  • Exertion (including postcoital headache)

  • Fevers

  • Hypertension

  • Meningeal irritation: severe headache with nausea, vomiting , neck pain or stiffness (with inability to kiss the knees) or pain on raising the straighten legs (Kernig sign) implies meningeal irritation. Urgent neurological attention is needed, since the pain indicate meningitis, metastases or subarachnoid hemorrhage.

  • Raised intracranial pressure: this is one is the most serious, but also the least common causes of headache. The headache is severe, worse on waking and decreased during the day. It is aggravated by straining, coughing, sneezing or lying down. Nausea and vomiting are common. Neurological attention and examination for papiloedema is essential, since this may be caused by malignant hypertension, a tumor, abscess or hematoma. When no specific cause can be found it is termed ‘idiopathic (benign) intracranial hypertension’ which may be precipitated by tetracyclines, vitamin A, nitrofurantoin and nalidixic acid and is associated with partial thrombosis of the superior sagittal sinus.

  • Chronic obstructive airways disease

  • Some endocrinopathies, such as diabetes

  • HIV infection

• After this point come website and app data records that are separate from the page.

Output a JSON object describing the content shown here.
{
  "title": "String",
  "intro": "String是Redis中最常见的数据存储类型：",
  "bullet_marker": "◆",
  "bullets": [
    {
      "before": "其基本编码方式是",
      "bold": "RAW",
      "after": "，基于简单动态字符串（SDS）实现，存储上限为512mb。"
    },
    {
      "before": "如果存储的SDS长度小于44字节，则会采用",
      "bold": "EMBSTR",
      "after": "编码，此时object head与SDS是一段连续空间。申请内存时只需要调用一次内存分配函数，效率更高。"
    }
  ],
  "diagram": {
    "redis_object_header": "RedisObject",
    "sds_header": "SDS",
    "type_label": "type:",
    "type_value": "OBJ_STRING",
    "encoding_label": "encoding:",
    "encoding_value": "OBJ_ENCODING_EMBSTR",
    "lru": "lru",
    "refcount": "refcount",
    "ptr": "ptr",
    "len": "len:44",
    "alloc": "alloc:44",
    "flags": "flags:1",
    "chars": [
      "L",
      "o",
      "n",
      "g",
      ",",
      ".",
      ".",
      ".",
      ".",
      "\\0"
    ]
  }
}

  • Drug use (for example phenothiazines)

  • Paget’s disease

To be continued in Part 4